And then there have been more specific things, like learning about different new plug-ins or equipment or instruments or artists. For example, I went to one lunch with a drummer and studio engineer and was mentioning that my tape inside my space echo [a sound-effect device] was busted. And he pulled out a tape loop from his backpack, and that day I went back to the studio, put it in, and recorded stuff through the space echo that was broken. So it's affected my music in a lot of different ways, both big-picture and small-picture.

Would you say your forthcoming full-length has a direct relationship to the lunches?

I'd say that the lunches and the album I'm working on lived together and were formed together and grew up together, stayed good friends and now they're both far apart from each other, because I'm not doing the lunches anymore and I'm still working on the album. But, they still keep in touch, the lunches and the albums.

You're working on a lot of new music this month. Is this music for the full-length?

I have absolutely nothing figured out. I'm just putting together a lot of tracks and seeing how they can be ... I'm trying to figure out the best way to organize them, whether it's an album and an EP, or two EPs or just a whole bunch of singles. So I'm not necessarily tied to it being an album, but we'll see how well the tracks I'm working on pan out. And then, I'll figure out what's best for them.

When you're listening to a record, what do you hear that makes you want to sample it?

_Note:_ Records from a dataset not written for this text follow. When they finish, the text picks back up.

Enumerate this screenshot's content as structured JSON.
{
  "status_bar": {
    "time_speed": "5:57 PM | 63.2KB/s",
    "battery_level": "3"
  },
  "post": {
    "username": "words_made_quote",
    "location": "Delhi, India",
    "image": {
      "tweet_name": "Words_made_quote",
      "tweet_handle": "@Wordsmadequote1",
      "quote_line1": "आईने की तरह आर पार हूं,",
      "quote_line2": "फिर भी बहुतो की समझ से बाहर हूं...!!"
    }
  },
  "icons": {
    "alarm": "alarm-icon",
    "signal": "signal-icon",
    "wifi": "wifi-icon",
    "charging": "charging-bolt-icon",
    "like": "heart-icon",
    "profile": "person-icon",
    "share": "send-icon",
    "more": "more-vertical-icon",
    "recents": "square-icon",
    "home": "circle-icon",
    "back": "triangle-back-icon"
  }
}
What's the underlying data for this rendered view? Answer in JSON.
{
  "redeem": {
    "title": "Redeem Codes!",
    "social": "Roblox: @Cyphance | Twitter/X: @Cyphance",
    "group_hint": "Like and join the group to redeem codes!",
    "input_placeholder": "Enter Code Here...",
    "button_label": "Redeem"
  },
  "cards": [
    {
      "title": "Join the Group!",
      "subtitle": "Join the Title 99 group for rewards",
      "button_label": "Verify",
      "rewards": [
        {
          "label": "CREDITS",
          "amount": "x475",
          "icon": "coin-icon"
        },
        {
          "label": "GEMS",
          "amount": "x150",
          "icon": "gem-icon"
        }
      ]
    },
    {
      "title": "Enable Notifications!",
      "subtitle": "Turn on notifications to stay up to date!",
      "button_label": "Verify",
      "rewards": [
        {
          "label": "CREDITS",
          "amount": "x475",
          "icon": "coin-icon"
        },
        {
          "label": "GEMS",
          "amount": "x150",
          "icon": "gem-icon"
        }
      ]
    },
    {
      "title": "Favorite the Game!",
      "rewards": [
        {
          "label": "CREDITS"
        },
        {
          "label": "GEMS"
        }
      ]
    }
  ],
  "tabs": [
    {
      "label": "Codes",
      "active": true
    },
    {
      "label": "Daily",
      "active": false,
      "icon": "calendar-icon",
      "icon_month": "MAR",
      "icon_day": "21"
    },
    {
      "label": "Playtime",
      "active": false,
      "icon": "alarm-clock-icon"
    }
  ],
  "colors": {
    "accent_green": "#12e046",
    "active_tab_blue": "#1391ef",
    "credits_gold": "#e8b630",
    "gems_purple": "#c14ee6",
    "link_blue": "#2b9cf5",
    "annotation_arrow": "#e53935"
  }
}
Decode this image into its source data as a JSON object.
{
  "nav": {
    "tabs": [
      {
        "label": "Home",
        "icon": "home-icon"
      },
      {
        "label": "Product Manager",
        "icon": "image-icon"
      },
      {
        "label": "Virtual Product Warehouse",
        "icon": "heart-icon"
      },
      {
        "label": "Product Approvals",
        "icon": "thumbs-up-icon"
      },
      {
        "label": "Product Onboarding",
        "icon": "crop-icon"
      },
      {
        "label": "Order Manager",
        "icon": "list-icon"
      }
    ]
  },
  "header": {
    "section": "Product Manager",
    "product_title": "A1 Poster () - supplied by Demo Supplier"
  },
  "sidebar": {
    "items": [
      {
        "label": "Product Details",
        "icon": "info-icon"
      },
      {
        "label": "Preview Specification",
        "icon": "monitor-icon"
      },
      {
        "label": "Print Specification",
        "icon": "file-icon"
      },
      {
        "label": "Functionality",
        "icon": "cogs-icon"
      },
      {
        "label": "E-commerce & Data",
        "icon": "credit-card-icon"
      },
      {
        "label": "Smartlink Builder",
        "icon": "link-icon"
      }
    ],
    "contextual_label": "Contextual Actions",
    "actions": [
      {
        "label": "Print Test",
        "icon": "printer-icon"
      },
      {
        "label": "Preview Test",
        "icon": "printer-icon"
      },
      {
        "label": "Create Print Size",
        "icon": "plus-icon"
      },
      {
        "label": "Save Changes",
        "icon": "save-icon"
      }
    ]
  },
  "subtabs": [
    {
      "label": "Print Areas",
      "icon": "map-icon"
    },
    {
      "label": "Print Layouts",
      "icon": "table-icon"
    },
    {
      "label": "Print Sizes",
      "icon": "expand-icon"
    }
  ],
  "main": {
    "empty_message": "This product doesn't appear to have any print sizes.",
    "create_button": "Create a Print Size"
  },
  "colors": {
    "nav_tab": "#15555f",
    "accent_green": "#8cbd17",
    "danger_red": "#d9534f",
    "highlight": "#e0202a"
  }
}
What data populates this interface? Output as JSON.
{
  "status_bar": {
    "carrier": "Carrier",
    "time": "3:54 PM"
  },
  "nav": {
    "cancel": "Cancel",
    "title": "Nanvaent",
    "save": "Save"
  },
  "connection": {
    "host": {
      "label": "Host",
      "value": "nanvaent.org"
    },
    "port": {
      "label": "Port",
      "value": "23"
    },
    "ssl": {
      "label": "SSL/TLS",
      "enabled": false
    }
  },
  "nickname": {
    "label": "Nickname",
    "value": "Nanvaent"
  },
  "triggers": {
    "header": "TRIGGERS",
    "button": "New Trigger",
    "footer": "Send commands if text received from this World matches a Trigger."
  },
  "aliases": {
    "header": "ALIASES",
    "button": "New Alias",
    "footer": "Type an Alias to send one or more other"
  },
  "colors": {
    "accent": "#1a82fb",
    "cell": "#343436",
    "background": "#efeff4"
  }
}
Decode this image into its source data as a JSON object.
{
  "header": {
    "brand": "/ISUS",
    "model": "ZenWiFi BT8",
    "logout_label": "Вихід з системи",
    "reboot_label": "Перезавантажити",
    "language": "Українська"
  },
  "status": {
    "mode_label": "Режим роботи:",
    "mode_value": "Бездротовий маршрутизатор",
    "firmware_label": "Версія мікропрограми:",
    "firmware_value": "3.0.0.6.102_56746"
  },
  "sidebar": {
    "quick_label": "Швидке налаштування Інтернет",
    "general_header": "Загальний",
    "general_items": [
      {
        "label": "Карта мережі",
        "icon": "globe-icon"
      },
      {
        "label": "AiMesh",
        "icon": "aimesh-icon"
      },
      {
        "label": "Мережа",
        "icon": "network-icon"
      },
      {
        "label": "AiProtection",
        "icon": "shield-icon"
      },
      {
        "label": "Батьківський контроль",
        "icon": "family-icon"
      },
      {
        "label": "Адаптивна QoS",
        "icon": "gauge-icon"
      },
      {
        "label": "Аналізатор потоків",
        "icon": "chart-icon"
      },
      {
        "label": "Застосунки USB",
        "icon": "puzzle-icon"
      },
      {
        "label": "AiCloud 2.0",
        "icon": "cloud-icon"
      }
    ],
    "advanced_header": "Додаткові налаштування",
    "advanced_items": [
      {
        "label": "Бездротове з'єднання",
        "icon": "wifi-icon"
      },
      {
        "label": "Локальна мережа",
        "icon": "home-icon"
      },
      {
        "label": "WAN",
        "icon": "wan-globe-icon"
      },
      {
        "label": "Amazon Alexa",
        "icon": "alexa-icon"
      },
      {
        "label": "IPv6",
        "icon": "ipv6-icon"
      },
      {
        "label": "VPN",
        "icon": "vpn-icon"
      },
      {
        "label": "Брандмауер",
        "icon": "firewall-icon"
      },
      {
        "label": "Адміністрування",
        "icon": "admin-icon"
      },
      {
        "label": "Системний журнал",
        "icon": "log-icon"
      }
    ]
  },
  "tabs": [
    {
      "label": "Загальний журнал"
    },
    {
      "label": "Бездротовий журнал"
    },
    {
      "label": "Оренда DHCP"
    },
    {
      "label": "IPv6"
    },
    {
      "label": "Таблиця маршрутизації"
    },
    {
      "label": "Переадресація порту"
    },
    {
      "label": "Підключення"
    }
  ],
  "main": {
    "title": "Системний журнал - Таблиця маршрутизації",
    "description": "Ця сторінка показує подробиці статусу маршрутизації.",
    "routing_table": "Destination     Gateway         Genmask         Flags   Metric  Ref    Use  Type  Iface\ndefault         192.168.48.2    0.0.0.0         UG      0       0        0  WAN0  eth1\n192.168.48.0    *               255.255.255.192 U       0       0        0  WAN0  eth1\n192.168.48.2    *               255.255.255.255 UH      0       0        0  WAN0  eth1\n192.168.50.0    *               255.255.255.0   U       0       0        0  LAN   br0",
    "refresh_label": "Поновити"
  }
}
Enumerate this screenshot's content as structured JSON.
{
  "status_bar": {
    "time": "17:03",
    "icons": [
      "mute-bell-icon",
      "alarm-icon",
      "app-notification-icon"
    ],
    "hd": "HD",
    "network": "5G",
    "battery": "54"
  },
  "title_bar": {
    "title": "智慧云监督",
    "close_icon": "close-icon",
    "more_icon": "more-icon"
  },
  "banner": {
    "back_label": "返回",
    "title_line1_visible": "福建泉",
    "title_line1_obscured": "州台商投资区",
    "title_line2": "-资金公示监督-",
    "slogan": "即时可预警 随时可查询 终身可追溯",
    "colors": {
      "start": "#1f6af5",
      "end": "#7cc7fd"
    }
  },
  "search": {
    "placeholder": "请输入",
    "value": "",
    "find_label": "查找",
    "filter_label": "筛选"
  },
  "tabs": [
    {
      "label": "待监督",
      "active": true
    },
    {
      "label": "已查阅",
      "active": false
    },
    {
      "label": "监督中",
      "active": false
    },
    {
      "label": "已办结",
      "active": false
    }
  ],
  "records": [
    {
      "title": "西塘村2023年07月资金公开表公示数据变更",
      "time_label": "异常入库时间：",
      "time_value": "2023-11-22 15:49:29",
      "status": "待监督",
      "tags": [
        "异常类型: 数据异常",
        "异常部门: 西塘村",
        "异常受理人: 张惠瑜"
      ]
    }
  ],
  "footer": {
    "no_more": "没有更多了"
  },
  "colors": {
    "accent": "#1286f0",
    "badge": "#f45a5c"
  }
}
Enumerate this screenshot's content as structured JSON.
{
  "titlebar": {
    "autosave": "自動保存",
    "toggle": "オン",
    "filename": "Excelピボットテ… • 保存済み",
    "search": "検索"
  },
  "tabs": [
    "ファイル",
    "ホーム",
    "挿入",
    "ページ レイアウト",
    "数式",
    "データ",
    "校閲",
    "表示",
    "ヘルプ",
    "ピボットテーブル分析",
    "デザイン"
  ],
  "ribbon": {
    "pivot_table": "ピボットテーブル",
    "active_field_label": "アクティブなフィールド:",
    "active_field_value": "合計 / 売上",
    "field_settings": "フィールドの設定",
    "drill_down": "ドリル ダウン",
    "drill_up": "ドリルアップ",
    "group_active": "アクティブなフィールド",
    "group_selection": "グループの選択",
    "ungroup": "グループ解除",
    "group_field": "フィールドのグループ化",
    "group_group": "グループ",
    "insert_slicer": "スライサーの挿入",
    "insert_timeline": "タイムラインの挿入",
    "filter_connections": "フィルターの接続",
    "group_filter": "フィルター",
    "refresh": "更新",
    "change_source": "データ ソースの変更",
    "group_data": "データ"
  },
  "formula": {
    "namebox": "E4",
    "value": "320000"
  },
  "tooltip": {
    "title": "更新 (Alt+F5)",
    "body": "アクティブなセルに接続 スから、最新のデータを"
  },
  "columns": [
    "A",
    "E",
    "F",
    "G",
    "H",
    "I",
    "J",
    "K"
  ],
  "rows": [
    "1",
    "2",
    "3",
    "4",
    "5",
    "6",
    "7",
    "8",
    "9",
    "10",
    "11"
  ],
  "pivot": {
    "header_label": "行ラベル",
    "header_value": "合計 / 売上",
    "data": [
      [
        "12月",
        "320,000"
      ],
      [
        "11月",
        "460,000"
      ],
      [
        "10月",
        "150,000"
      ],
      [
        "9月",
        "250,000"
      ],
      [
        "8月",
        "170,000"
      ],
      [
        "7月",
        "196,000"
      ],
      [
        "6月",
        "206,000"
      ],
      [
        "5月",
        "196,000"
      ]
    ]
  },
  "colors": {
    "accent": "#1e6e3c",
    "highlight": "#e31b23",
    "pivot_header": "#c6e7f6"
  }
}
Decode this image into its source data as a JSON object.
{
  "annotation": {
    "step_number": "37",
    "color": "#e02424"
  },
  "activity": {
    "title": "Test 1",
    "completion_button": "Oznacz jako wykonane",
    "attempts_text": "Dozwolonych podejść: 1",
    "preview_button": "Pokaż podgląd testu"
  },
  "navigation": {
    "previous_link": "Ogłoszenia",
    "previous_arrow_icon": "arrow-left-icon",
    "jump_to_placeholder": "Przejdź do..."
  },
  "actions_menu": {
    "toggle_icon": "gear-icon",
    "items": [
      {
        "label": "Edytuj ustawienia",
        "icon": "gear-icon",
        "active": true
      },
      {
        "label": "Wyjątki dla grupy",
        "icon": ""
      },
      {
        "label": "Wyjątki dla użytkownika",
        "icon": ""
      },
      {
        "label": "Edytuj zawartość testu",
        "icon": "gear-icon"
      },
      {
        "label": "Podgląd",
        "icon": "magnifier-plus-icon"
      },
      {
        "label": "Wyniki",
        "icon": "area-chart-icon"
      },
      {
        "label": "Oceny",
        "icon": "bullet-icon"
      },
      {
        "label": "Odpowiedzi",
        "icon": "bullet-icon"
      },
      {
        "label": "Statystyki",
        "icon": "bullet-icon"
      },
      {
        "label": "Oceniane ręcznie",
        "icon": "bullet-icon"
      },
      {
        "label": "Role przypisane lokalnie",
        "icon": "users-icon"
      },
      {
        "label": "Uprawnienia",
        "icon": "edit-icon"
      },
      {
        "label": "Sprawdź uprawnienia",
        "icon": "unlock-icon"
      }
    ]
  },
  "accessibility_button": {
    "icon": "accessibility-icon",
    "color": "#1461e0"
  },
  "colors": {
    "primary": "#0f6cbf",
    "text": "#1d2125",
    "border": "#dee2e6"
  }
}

If there's an isolated moment in a track, when I'm listening to a record or a track online, in which there's only a small amount of things going on, I think about how malleable it is and what kind of purpose it could take on if I were to record it and screw around with it on my computer. Or run it through different effects, or put it into something I'm working on. So I guess just a moment in a track at which something is clear and special and isolated is what I would listen for.

As an artist who samples from a wide variety of sources, is there any genre of music that you completely dislike?

I think the one kind of music that I find no personal redeeming qualities in would be modern country-pop. That's the one thing that I can't find anything I can connect to or that I like in. Older, more folky country, that's great, that's awesome, that has its time and its place for me. But new modern pop-country music, that's the one I'd throw under the bus.

You're opening for RJD2 and have called him a big influence. What did you take away from his music growing up?

I think he was one of the first sample-based artists that I got into, and [at the time] I didn't really understand that that was possible. Since then, I've learned a lot more about that whole world and how you can take samples from individual parts of songs and find the drum break [or] the section where it's just horns, and turn it into your own thing. For me, that was really exemplified early on by what RJD2 was doing and that was hugely inspirational.

How did this show come together?

I was asked by James Gyre. He's an awesome Pittsburgh artist and DJ and community organizer. He reached out to me and asked me to head back for that, which is a total dream because I would go to Mr. Small's all the time growing up in Pittsburgh. Always wished that I could eventually be on stage.